* [WHAT IS REQUIRED] Below are entries. Pull out all lines containing "value".

(Dataset records)

——

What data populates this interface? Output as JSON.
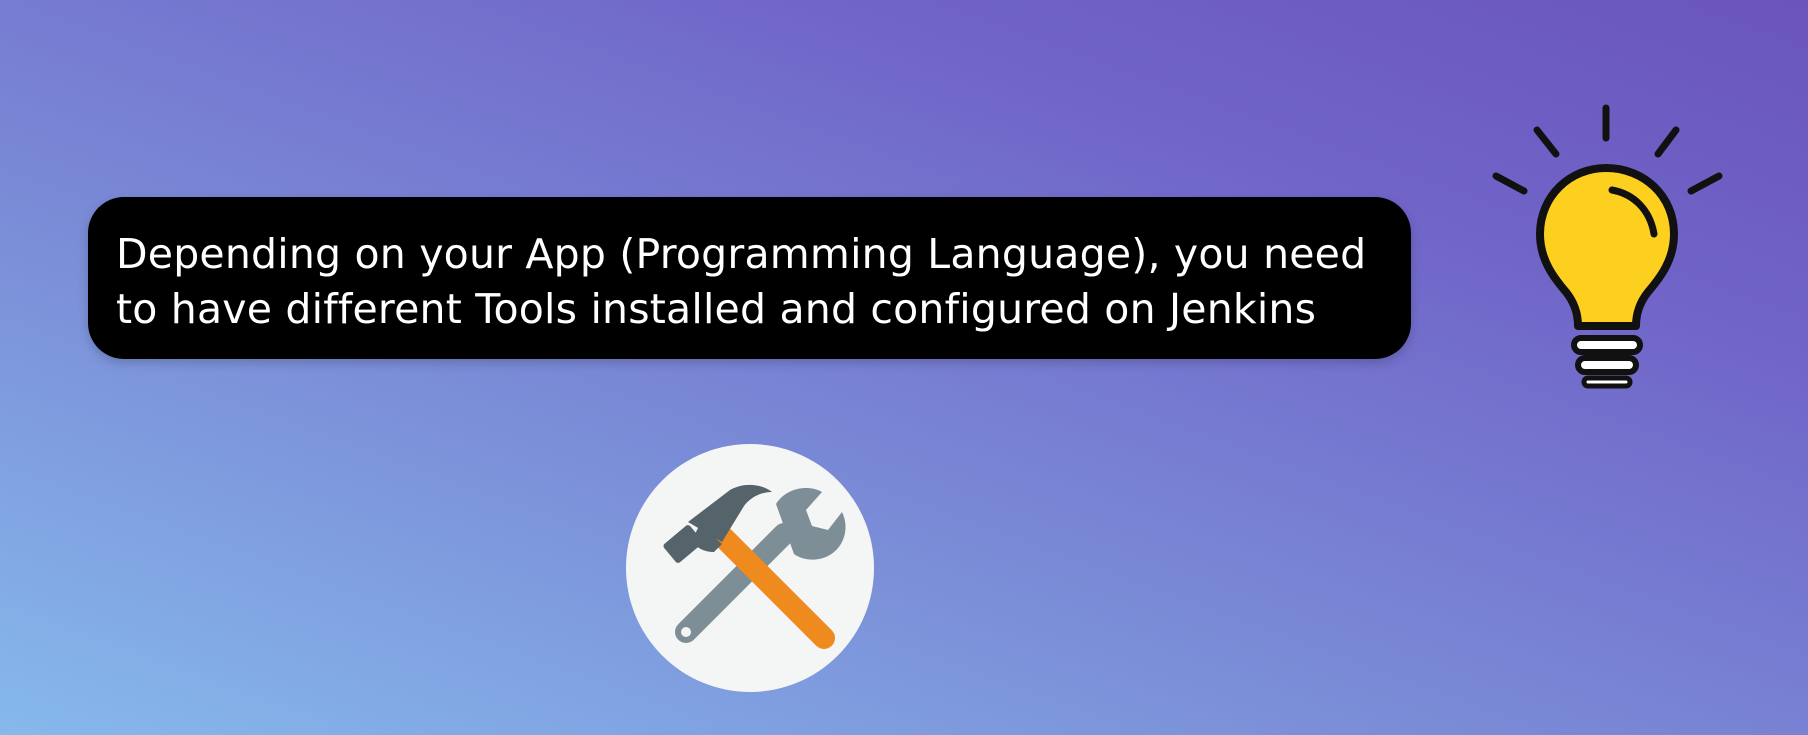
{
  "message": {
    "lines": [
      "Depending on your App (Programming Language), you need",
      "to have different Tools installed and configured on Jenkins"
    ]
  },
  "icons": {
    "idea": "lightbulb-icon",
    "tools": "hammer-wrench-icon"
  },
  "colors": {
    "background_start": "#86b9ec",
    "background_end": "#6a55bb",
    "bubble": "#000000",
    "bulb": "#fdd01f",
    "hammer_handle": "#ef8a1f",
    "wrench": "#7d8e96",
    "badge": "#f4f6f6"
  }
}
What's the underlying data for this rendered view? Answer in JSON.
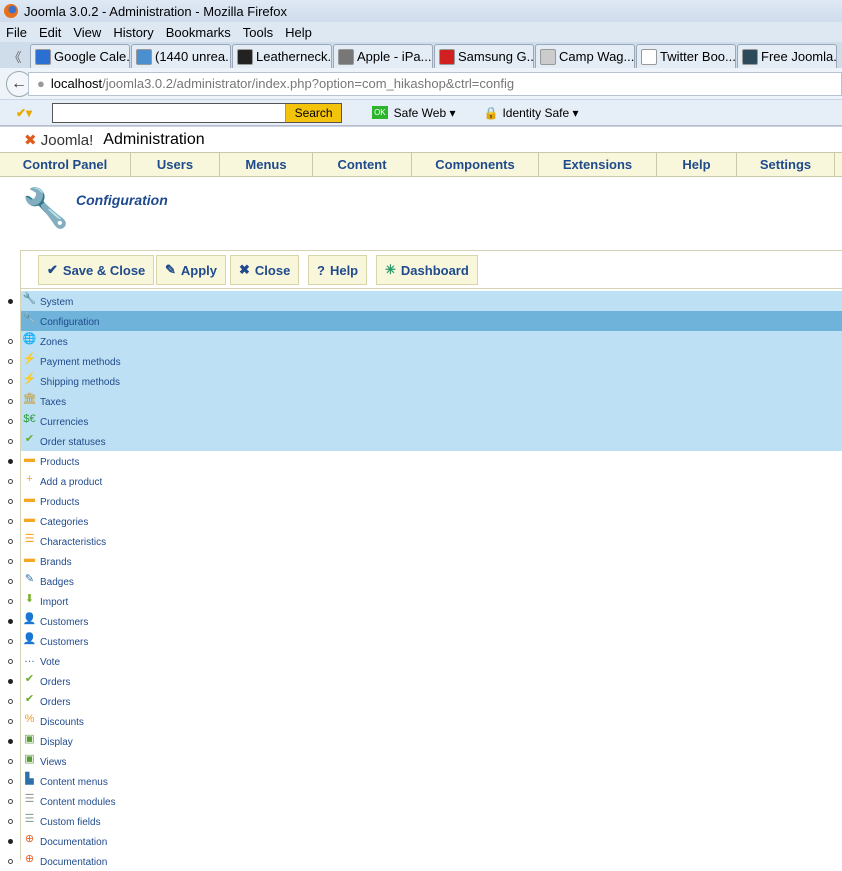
{
  "browser": {
    "title": "Joomla 3.0.2 - Administration - Mozilla Firefox",
    "menu": [
      "File",
      "Edit",
      "View",
      "History",
      "Bookmarks",
      "Tools",
      "Help"
    ],
    "tabs": [
      {
        "label": "Google Cale...",
        "color": "#2a6fd1"
      },
      {
        "label": "(1440 unrea...",
        "color": "#4a8fd0"
      },
      {
        "label": "Leatherneck...",
        "color": "#222"
      },
      {
        "label": "Apple - iPa...",
        "color": "#777"
      },
      {
        "label": "Samsung G...",
        "color": "#d21f1f"
      },
      {
        "label": "Camp Wag...",
        "color": "#ccc"
      },
      {
        "label": "Twitter Boo...",
        "color": "#fff"
      },
      {
        "label": "Free Joomla...",
        "color": "#2c4a5a"
      }
    ],
    "url_host": "localhost",
    "url_path": "/joomla3.0.2/administrator/index.php?option=com_hikashop&ctrl=config",
    "search_button": "Search",
    "safe_web": "Safe Web ▾",
    "identity_safe": "Identity Safe ▾"
  },
  "header": {
    "logo": "Joomla!",
    "title": "Administration"
  },
  "nav": [
    "Control Panel",
    "Users",
    "Menus",
    "Content",
    "Components",
    "Extensions",
    "Help",
    "Settings"
  ],
  "page_title": "Configuration",
  "toolbar": {
    "save_close": "Save & Close",
    "apply": "Apply",
    "close": "Close",
    "help": "Help",
    "dashboard": "Dashboard"
  },
  "menu_items": [
    {
      "label": "System",
      "bullet": "f",
      "state": "hl",
      "icon": "🔧",
      "color": "#3a8fd0"
    },
    {
      "label": "Configuration",
      "bullet": "",
      "state": "sel",
      "icon": "🔧",
      "color": "#3a8fd0"
    },
    {
      "label": "Zones",
      "bullet": "o",
      "state": "hl",
      "icon": "🌐",
      "color": "#2d7fc8"
    },
    {
      "label": "Payment methods",
      "bullet": "o",
      "state": "hl",
      "icon": "⚡",
      "color": "#f2a22c"
    },
    {
      "label": "Shipping methods",
      "bullet": "o",
      "state": "hl",
      "icon": "⚡",
      "color": "#f2a22c"
    },
    {
      "label": "Taxes",
      "bullet": "o",
      "state": "hl",
      "icon": "🏛",
      "color": "#c9962a"
    },
    {
      "label": "Currencies",
      "bullet": "o",
      "state": "hl",
      "icon": "$€",
      "color": "#2a9a3a"
    },
    {
      "label": "Order statuses",
      "bullet": "o",
      "state": "hl",
      "icon": "✔",
      "color": "#6aaa2a"
    },
    {
      "label": "Products",
      "bullet": "f",
      "state": "",
      "icon": "▬",
      "color": "#f5a623"
    },
    {
      "label": "Add a product",
      "bullet": "o",
      "state": "",
      "icon": "+",
      "color": "#f5a623"
    },
    {
      "label": "Products",
      "bullet": "o",
      "state": "",
      "icon": "▬",
      "color": "#f5a623"
    },
    {
      "label": "Categories",
      "bullet": "o",
      "state": "",
      "icon": "▬",
      "color": "#f5a623"
    },
    {
      "label": "Characteristics",
      "bullet": "o",
      "state": "",
      "icon": "☰",
      "color": "#f5a623"
    },
    {
      "label": "Brands",
      "bullet": "o",
      "state": "",
      "icon": "▬",
      "color": "#f5a623"
    },
    {
      "label": "Badges",
      "bullet": "o",
      "state": "",
      "icon": "✎",
      "color": "#2d6fa8"
    },
    {
      "label": "Import",
      "bullet": "o",
      "state": "",
      "icon": "⬇",
      "color": "#7ab02a"
    },
    {
      "label": "Customers",
      "bullet": "f",
      "state": "",
      "icon": "👤",
      "color": "#2d7fc8"
    },
    {
      "label": "Customers",
      "bullet": "o",
      "state": "",
      "icon": "👤",
      "color": "#2d7fc8"
    },
    {
      "label": "Vote",
      "bullet": "o",
      "state": "",
      "icon": "…",
      "color": "#2d6fa8"
    },
    {
      "label": "Orders",
      "bullet": "f",
      "state": "",
      "icon": "✔",
      "color": "#6aaa2a"
    },
    {
      "label": "Orders",
      "bullet": "o",
      "state": "",
      "icon": "✔",
      "color": "#6aaa2a"
    },
    {
      "label": "Discounts",
      "bullet": "o",
      "state": "",
      "icon": "%",
      "color": "#f29a1a"
    },
    {
      "label": "Display",
      "bullet": "f",
      "state": "",
      "icon": "▣",
      "color": "#5a9a3a"
    },
    {
      "label": "Views",
      "bullet": "o",
      "state": "",
      "icon": "▣",
      "color": "#5a9a3a"
    },
    {
      "label": "Content menus",
      "bullet": "o",
      "state": "",
      "icon": "▙",
      "color": "#2d6fa8"
    },
    {
      "label": "Content modules",
      "bullet": "o",
      "state": "",
      "icon": "☰",
      "color": "#999"
    },
    {
      "label": "Custom fields",
      "bullet": "o",
      "state": "",
      "icon": "☰",
      "color": "#8a9"
    },
    {
      "label": "Documentation",
      "bullet": "f",
      "state": "",
      "icon": "⊕",
      "color": "#e0602a"
    },
    {
      "label": "Documentation",
      "bullet": "o",
      "state": "",
      "icon": "⊕",
      "color": "#e0602a"
    }
  ]
}
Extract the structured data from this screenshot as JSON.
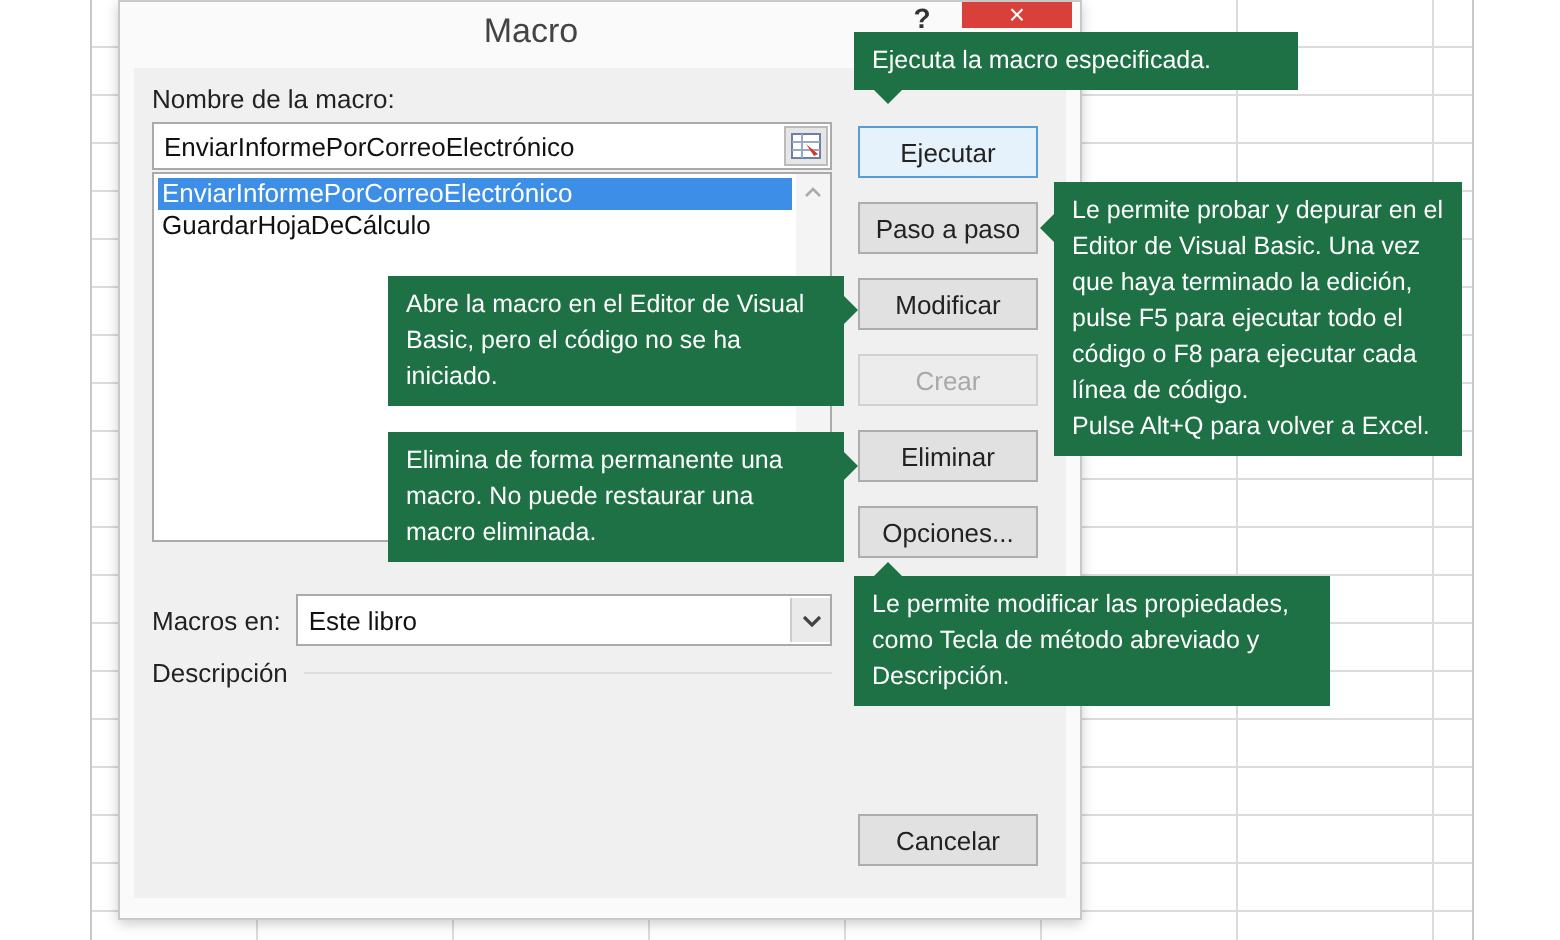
{
  "window": {
    "title": "Macro",
    "help": "?",
    "close": "×"
  },
  "macro_name": {
    "label": "Nombre de la macro:",
    "value": "EnviarInformePorCorreoElectrónico"
  },
  "macro_list": [
    {
      "name": "EnviarInformePorCorreoElectrónico",
      "selected": true
    },
    {
      "name": "GuardarHojaDeCálculo",
      "selected": false
    }
  ],
  "buttons": [
    {
      "label": "Ejecutar",
      "default": true,
      "disabled": false
    },
    {
      "label": "Paso a paso",
      "default": false,
      "disabled": false
    },
    {
      "label": "Modificar",
      "default": false,
      "disabled": false
    },
    {
      "label": "Crear",
      "default": false,
      "disabled": true
    },
    {
      "label": "Eliminar",
      "default": false,
      "disabled": false
    },
    {
      "label": "Opciones...",
      "default": false,
      "disabled": false
    }
  ],
  "macros_in": {
    "label": "Macros en:",
    "value": "Este libro"
  },
  "description": {
    "label": "Descripción"
  },
  "cancel_button": {
    "label": "Cancelar"
  },
  "tooltips": [
    {
      "text": "Ejecuta la macro especificada."
    },
    {
      "text": "Abre la macro en el Editor de Visual Basic, pero el código no se ha iniciado."
    },
    {
      "text": "Elimina de forma permanente una macro. No puede restaurar una macro eliminada."
    },
    {
      "text": "Le permite probar y depurar en el Editor de Visual Basic. Una vez que haya terminado la edición, pulse F5 para ejecutar todo el código o F8 para ejecutar cada línea de código.\nPulse Alt+Q para volver a Excel."
    },
    {
      "text": "Le permite modificar las propiedades, como Tecla de método abreviado y Descripción."
    }
  ]
}
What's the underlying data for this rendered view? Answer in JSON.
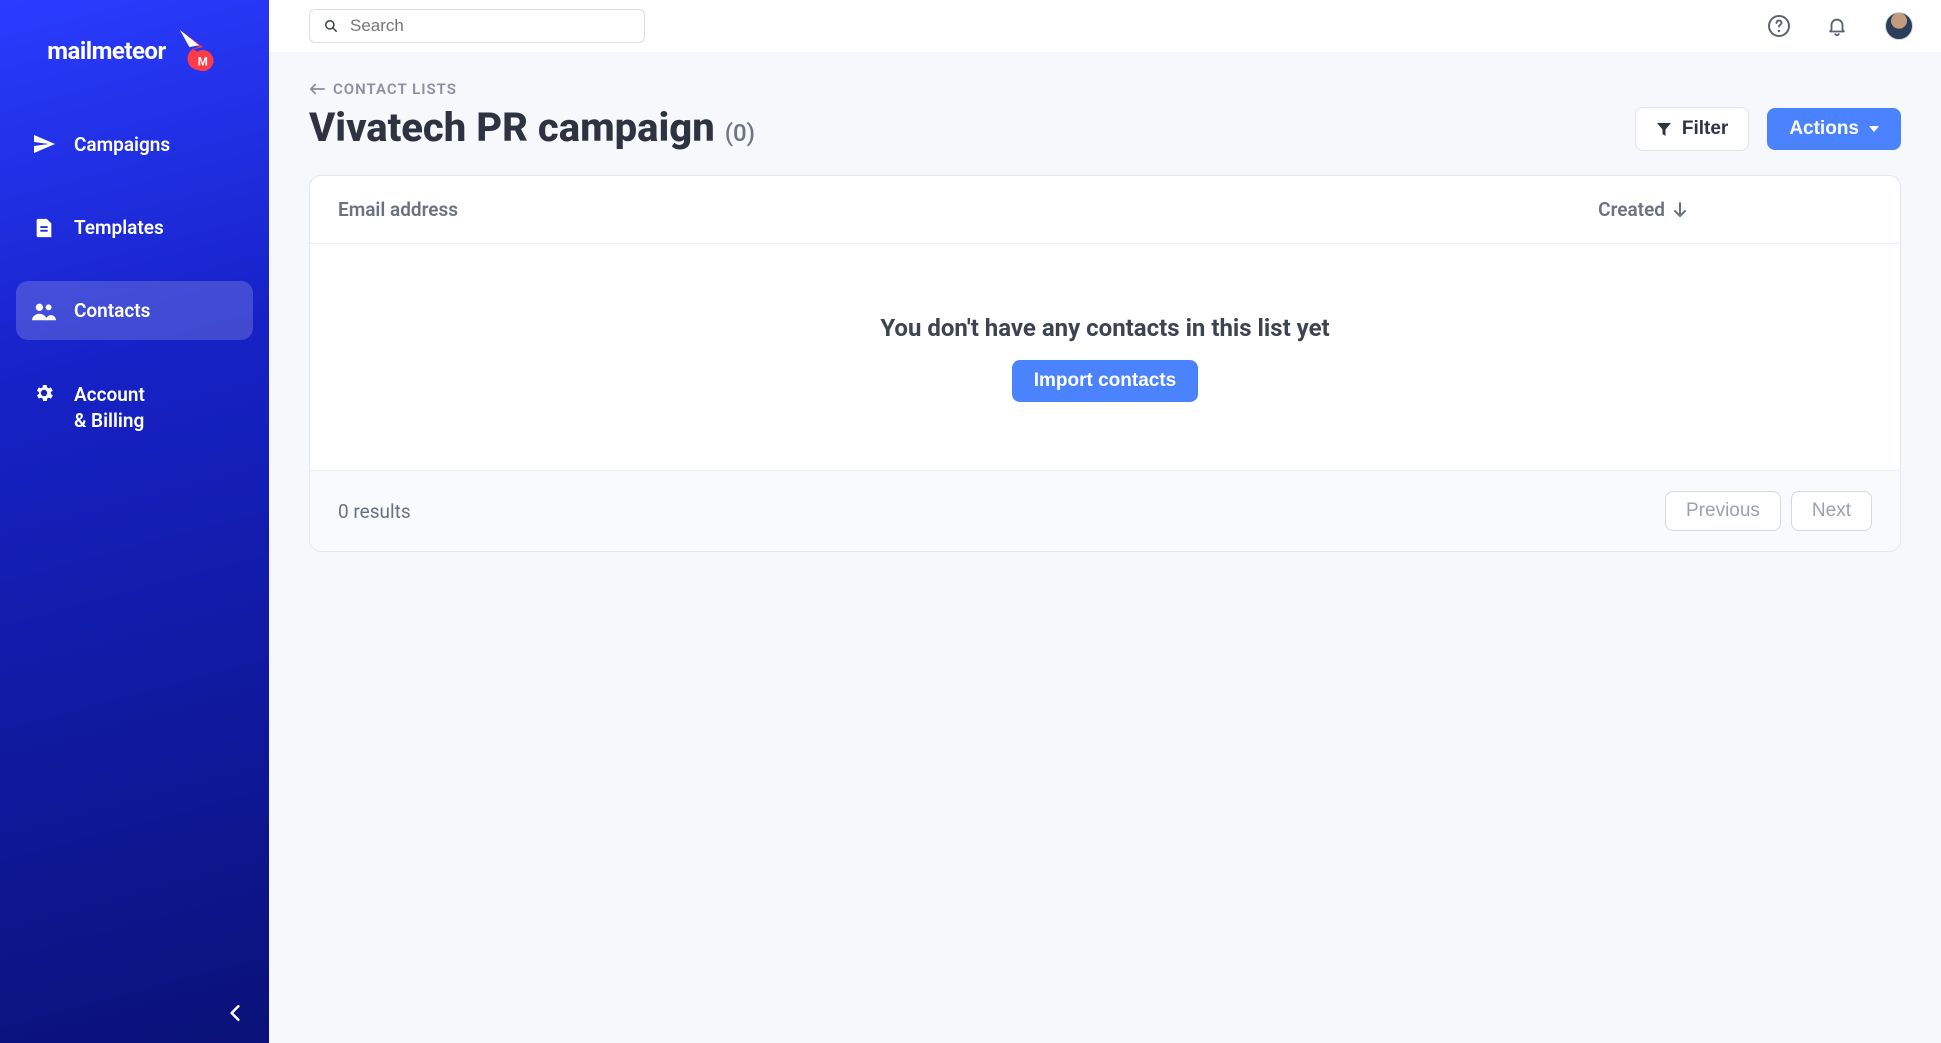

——

* [TASK RESPONSE]
    "value": "EnviarInformePorCorreoElectrónico"
    "value": "Este libro"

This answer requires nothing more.